• Extracted data:
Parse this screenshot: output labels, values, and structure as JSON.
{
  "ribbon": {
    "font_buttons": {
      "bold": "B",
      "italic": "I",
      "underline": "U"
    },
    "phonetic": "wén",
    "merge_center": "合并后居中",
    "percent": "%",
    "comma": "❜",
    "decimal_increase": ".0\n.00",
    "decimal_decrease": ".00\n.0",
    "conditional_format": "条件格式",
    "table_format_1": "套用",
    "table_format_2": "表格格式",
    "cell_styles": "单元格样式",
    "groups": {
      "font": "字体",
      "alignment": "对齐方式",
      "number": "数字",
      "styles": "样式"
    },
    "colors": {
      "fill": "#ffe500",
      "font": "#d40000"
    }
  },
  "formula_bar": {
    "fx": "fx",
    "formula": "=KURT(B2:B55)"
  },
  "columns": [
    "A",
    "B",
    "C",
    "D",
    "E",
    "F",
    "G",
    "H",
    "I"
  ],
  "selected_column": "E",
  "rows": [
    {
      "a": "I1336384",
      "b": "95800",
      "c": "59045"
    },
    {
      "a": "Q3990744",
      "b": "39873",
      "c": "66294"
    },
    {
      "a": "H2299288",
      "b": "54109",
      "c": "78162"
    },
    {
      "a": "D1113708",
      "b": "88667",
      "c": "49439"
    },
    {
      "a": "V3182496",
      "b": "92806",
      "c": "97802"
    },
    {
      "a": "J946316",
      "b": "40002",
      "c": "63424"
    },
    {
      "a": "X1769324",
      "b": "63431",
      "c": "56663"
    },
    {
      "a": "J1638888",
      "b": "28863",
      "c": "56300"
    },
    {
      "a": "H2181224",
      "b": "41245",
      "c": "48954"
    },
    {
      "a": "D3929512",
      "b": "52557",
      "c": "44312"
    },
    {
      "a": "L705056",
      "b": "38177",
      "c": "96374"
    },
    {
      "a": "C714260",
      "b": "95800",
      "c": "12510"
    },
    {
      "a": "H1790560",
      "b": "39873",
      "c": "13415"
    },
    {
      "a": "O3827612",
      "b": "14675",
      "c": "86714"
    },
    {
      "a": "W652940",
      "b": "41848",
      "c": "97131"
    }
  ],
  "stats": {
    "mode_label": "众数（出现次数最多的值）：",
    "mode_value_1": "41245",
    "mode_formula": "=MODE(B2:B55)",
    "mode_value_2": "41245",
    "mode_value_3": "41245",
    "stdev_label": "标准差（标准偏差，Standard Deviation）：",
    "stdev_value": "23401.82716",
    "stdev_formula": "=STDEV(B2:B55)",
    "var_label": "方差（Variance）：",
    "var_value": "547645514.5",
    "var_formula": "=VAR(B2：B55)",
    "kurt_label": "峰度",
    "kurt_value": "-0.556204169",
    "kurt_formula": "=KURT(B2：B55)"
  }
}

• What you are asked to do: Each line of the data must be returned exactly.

• Answer for this exercise:
Parse this screenshot: output labels, values, and structure as JSON.
{
  "ribbon": {
    "font_buttons": {
      "bold": "B",
      "italic": "I",
      "underline": "U"
    },
    "phonetic": "wén",
    "merge_center": "合并后居中",
    "percent": "%",
    "comma": "❜",
    "decimal_increase": ".0\n.00",
    "decimal_decrease": ".00\n.0",
    "conditional_format": "条件格式",
    "table_format_1": "套用",
    "table_format_2": "表格格式",
    "cell_styles": "单元格样式",
    "groups": {
      "font": "字体",
      "alignment": "对齐方式",
      "number": "数字",
      "styles": "样式"
    },
    "colors": {
      "fill": "#ffe500",
      "font": "#d40000"
    }
  },
  "formula_bar": {
    "fx": "fx",
    "formula": "=KURT(B2:B55)"
  },
  "columns": [
    "A",
    "B",
    "C",
    "D",
    "E",
    "F",
    "G",
    "H",
    "I"
  ],
  "selected_column": "E",
  "rows": [
    {
      "a": "I1336384",
      "b": "95800",
      "c": "59045"
    },
    {
      "a": "Q3990744",
      "b": "39873",
      "c": "66294"
    },
    {
      "a": "H2299288",
      "b": "54109",
      "c": "78162"
    },
    {
      "a": "D1113708",
      "b": "88667",
      "c": "49439"
    },
    {
      "a": "V3182496",
      "b": "92806",
      "c": "97802"
    },
    {
      "a": "J946316",
      "b": "40002",
      "c": "63424"
    },
    {
      "a": "X1769324",
      "b": "63431",
      "c": "56663"
    },
    {
      "a": "J1638888",
      "b": "28863",
      "c": "56300"
    },
    {
      "a": "H2181224",
      "b": "41245",
      "c": "48954"
    },
    {
      "a": "D3929512",
      "b": "52557",
      "c": "44312"
    },
    {
      "a": "L705056",
      "b": "38177",
      "c": "96374"
    },
    {
      "a": "C714260",
      "b": "95800",
      "c": "12510"
    },
    {
      "a": "H1790560",
      "b": "39873",
      "c": "13415"
    },
    {
      "a": "O3827612",
      "b": "14675",
      "c": "86714"
    },
    {
      "a": "W652940",
      "b": "41848",
      "c": "97131"
    }
  ],
  "stats": {
    "mode_label": "众数（出现次数最多的值）：",
    "mode_value_1": "41245",
    "mode_formula": "=MODE(B2:B55)",
    "mode_value_2": "41245",
    "mode_value_3": "41245",
    "stdev_label": "标准差（标准偏差，Standard Deviation）：",
    "stdev_value": "23401.82716",
    "stdev_formula": "=STDEV(B2:B55)",
    "var_label": "方差（Variance）：",
    "var_value": "547645514.5",
    "var_formula": "=VAR(B2：B55)",
    "kurt_label": "峰度",
    "kurt_value": "-0.556204169",
    "kurt_formula": "=KURT(B2：B55)"
  }
}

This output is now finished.